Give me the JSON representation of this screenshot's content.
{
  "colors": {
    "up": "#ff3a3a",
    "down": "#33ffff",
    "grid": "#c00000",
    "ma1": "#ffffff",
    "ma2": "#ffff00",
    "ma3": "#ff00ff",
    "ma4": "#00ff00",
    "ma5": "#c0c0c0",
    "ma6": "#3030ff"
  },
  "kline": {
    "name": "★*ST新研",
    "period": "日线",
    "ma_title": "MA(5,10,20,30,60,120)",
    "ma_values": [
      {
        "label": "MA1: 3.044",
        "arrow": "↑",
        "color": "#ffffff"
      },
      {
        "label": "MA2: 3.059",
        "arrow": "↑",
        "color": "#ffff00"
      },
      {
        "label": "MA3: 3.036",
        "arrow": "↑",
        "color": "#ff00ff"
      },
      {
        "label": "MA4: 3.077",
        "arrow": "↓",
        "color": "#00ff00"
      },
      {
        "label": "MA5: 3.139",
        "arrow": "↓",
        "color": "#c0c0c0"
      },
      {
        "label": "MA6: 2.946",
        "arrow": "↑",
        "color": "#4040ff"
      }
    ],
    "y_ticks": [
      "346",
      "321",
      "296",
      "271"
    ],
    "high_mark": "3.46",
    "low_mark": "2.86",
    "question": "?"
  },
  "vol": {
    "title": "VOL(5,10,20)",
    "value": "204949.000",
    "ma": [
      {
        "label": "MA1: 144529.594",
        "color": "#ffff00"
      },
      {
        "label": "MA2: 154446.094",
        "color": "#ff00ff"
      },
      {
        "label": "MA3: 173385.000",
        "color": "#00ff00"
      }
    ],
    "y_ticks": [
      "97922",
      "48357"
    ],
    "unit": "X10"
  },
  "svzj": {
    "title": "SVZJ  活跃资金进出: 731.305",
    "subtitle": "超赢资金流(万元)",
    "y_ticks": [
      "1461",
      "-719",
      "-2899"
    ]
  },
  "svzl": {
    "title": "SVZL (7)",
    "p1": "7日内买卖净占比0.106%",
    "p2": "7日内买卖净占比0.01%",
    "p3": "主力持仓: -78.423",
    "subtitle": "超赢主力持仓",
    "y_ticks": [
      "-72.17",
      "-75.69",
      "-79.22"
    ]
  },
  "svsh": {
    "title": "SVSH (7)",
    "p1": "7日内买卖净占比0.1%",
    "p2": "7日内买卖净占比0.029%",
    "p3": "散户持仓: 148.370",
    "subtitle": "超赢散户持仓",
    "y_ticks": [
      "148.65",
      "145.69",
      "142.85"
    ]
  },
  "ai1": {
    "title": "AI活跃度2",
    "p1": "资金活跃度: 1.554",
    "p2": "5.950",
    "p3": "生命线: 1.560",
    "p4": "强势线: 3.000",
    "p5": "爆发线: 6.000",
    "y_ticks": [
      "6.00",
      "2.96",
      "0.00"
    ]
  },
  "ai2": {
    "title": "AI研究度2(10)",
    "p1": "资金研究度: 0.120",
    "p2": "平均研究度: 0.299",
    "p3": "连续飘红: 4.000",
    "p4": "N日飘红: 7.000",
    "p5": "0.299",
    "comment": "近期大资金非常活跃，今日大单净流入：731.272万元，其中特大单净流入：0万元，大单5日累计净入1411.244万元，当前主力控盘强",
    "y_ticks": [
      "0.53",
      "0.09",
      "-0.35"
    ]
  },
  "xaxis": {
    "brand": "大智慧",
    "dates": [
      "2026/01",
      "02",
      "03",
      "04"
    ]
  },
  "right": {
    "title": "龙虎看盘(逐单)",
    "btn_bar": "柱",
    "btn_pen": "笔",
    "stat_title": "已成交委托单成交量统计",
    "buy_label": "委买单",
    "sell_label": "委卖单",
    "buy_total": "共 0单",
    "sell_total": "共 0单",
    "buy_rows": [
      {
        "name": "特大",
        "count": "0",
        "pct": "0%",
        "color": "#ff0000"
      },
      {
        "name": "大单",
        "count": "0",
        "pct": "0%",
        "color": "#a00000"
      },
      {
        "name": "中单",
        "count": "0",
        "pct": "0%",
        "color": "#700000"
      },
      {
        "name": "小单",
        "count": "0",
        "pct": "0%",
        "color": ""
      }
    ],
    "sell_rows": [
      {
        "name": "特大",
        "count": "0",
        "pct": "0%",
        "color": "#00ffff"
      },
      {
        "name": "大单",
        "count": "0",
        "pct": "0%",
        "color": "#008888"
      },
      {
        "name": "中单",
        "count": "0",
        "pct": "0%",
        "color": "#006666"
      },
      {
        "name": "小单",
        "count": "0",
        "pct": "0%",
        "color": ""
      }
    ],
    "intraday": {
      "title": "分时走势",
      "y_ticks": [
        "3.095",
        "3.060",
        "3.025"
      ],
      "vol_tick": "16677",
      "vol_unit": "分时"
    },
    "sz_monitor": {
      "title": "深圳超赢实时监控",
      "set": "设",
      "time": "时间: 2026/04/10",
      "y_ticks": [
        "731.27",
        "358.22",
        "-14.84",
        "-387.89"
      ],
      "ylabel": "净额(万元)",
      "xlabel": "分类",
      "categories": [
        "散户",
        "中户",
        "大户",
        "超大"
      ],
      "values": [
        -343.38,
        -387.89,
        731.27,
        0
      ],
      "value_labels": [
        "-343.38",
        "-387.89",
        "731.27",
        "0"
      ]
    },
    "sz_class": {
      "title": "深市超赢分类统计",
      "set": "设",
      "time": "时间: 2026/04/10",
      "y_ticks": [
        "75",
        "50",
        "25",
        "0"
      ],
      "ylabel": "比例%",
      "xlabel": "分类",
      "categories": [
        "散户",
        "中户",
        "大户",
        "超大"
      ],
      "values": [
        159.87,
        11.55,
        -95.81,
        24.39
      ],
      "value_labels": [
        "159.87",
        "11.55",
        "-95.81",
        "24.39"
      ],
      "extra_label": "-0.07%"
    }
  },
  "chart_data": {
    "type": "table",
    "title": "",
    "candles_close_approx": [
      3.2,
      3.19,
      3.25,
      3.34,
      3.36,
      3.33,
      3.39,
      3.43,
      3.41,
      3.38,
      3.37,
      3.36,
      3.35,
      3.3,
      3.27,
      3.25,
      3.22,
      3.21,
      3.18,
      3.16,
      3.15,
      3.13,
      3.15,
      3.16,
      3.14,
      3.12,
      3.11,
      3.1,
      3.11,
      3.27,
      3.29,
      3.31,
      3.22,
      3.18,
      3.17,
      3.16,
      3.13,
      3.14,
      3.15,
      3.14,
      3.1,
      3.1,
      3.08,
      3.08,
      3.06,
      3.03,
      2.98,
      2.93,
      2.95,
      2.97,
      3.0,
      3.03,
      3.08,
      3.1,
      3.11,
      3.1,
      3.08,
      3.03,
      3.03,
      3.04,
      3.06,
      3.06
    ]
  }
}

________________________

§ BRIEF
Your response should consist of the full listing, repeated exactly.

§ REPLY TO THE TASK
Give me the JSON representation of this screenshot's content.
{
  "colors": {
    "up": "#ff3a3a",
    "down": "#33ffff",
    "grid": "#c00000",
    "ma1": "#ffffff",
    "ma2": "#ffff00",
    "ma3": "#ff00ff",
    "ma4": "#00ff00",
    "ma5": "#c0c0c0",
    "ma6": "#3030ff"
  },
  "kline": {
    "name": "★*ST新研",
    "period": "日线",
    "ma_title": "MA(5,10,20,30,60,120)",
    "ma_values": [
      {
        "label": "MA1: 3.044",
        "arrow": "↑",
        "color": "#ffffff"
      },
      {
        "label": "MA2: 3.059",
        "arrow": "↑",
        "color": "#ffff00"
      },
      {
        "label": "MA3: 3.036",
        "arrow": "↑",
        "color": "#ff00ff"
      },
      {
        "label": "MA4: 3.077",
        "arrow": "↓",
        "color": "#00ff00"
      },
      {
        "label": "MA5: 3.139",
        "arrow": "↓",
        "color": "#c0c0c0"
      },
      {
        "label": "MA6: 2.946",
        "arrow": "↑",
        "color": "#4040ff"
      }
    ],
    "y_ticks": [
      "346",
      "321",
      "296",
      "271"
    ],
    "high_mark": "3.46",
    "low_mark": "2.86",
    "question": "?"
  },
  "vol": {
    "title": "VOL(5,10,20)",
    "value": "204949.000",
    "ma": [
      {
        "label": "MA1: 144529.594",
        "color": "#ffff00"
      },
      {
        "label": "MA2: 154446.094",
        "color": "#ff00ff"
      },
      {
        "label": "MA3: 173385.000",
        "color": "#00ff00"
      }
    ],
    "y_ticks": [
      "97922",
      "48357"
    ],
    "unit": "X10"
  },
  "svzj": {
    "title": "SVZJ  活跃资金进出: 731.305",
    "subtitle": "超赢资金流(万元)",
    "y_ticks": [
      "1461",
      "-719",
      "-2899"
    ]
  },
  "svzl": {
    "title": "SVZL (7)",
    "p1": "7日内买卖净占比0.106%",
    "p2": "7日内买卖净占比0.01%",
    "p3": "主力持仓: -78.423",
    "subtitle": "超赢主力持仓",
    "y_ticks": [
      "-72.17",
      "-75.69",
      "-79.22"
    ]
  },
  "svsh": {
    "title": "SVSH (7)",
    "p1": "7日内买卖净占比0.1%",
    "p2": "7日内买卖净占比0.029%",
    "p3": "散户持仓: 148.370",
    "subtitle": "超赢散户持仓",
    "y_ticks": [
      "148.65",
      "145.69",
      "142.85"
    ]
  },
  "ai1": {
    "title": "AI活跃度2",
    "p1": "资金活跃度: 1.554",
    "p2": "5.950",
    "p3": "生命线: 1.560",
    "p4": "强势线: 3.000",
    "p5": "爆发线: 6.000",
    "y_ticks": [
      "6.00",
      "2.96",
      "0.00"
    ]
  },
  "ai2": {
    "title": "AI研究度2(10)",
    "p1": "资金研究度: 0.120",
    "p2": "平均研究度: 0.299",
    "p3": "连续飘红: 4.000",
    "p4": "N日飘红: 7.000",
    "p5": "0.299",
    "comment": "近期大资金非常活跃，今日大单净流入：731.272万元，其中特大单净流入：0万元，大单5日累计净入1411.244万元，当前主力控盘强",
    "y_ticks": [
      "0.53",
      "0.09",
      "-0.35"
    ]
  },
  "xaxis": {
    "brand": "大智慧",
    "dates": [
      "2026/01",
      "02",
      "03",
      "04"
    ]
  },
  "right": {
    "title": "龙虎看盘(逐单)",
    "btn_bar": "柱",
    "btn_pen": "笔",
    "stat_title": "已成交委托单成交量统计",
    "buy_label": "委买单",
    "sell_label": "委卖单",
    "buy_total": "共 0单",
    "sell_total": "共 0单",
    "buy_rows": [
      {
        "name": "特大",
        "count": "0",
        "pct": "0%",
        "color": "#ff0000"
      },
      {
        "name": "大单",
        "count": "0",
        "pct": "0%",
        "color": "#a00000"
      },
      {
        "name": "中单",
        "count": "0",
        "pct": "0%",
        "color": "#700000"
      },
      {
        "name": "小单",
        "count": "0",
        "pct": "0%",
        "color": ""
      }
    ],
    "sell_rows": [
      {
        "name": "特大",
        "count": "0",
        "pct": "0%",
        "color": "#00ffff"
      },
      {
        "name": "大单",
        "count": "0",
        "pct": "0%",
        "color": "#008888"
      },
      {
        "name": "中单",
        "count": "0",
        "pct": "0%",
        "color": "#006666"
      },
      {
        "name": "小单",
        "count": "0",
        "pct": "0%",
        "color": ""
      }
    ],
    "intraday": {
      "title": "分时走势",
      "y_ticks": [
        "3.095",
        "3.060",
        "3.025"
      ],
      "vol_tick": "16677",
      "vol_unit": "分时"
    },
    "sz_monitor": {
      "title": "深圳超赢实时监控",
      "set": "设",
      "time": "时间: 2026/04/10",
      "y_ticks": [
        "731.27",
        "358.22",
        "-14.84",
        "-387.89"
      ],
      "ylabel": "净额(万元)",
      "xlabel": "分类",
      "categories": [
        "散户",
        "中户",
        "大户",
        "超大"
      ],
      "values": [
        -343.38,
        -387.89,
        731.27,
        0
      ],
      "value_labels": [
        "-343.38",
        "-387.89",
        "731.27",
        "0"
      ]
    },
    "sz_class": {
      "title": "深市超赢分类统计",
      "set": "设",
      "time": "时间: 2026/04/10",
      "y_ticks": [
        "75",
        "50",
        "25",
        "0"
      ],
      "ylabel": "比例%",
      "xlabel": "分类",
      "categories": [
        "散户",
        "中户",
        "大户",
        "超大"
      ],
      "values": [
        159.87,
        11.55,
        -95.81,
        24.39
      ],
      "value_labels": [
        "159.87",
        "11.55",
        "-95.81",
        "24.39"
      ],
      "extra_label": "-0.07%"
    }
  },
  "chart_data": {
    "type": "table",
    "title": "",
    "candles_close_approx": [
      3.2,
      3.19,
      3.25,
      3.34,
      3.36,
      3.33,
      3.39,
      3.43,
      3.41,
      3.38,
      3.37,
      3.36,
      3.35,
      3.3,
      3.27,
      3.25,
      3.22,
      3.21,
      3.18,
      3.16,
      3.15,
      3.13,
      3.15,
      3.16,
      3.14,
      3.12,
      3.11,
      3.1,
      3.11,
      3.27,
      3.29,
      3.31,
      3.22,
      3.18,
      3.17,
      3.16,
      3.13,
      3.14,
      3.15,
      3.14,
      3.1,
      3.1,
      3.08,
      3.08,
      3.06,
      3.03,
      2.98,
      2.93,
      2.95,
      2.97,
      3.0,
      3.03,
      3.08,
      3.1,
      3.11,
      3.1,
      3.08,
      3.03,
      3.03,
      3.04,
      3.06,
      3.06
    ]
  }
}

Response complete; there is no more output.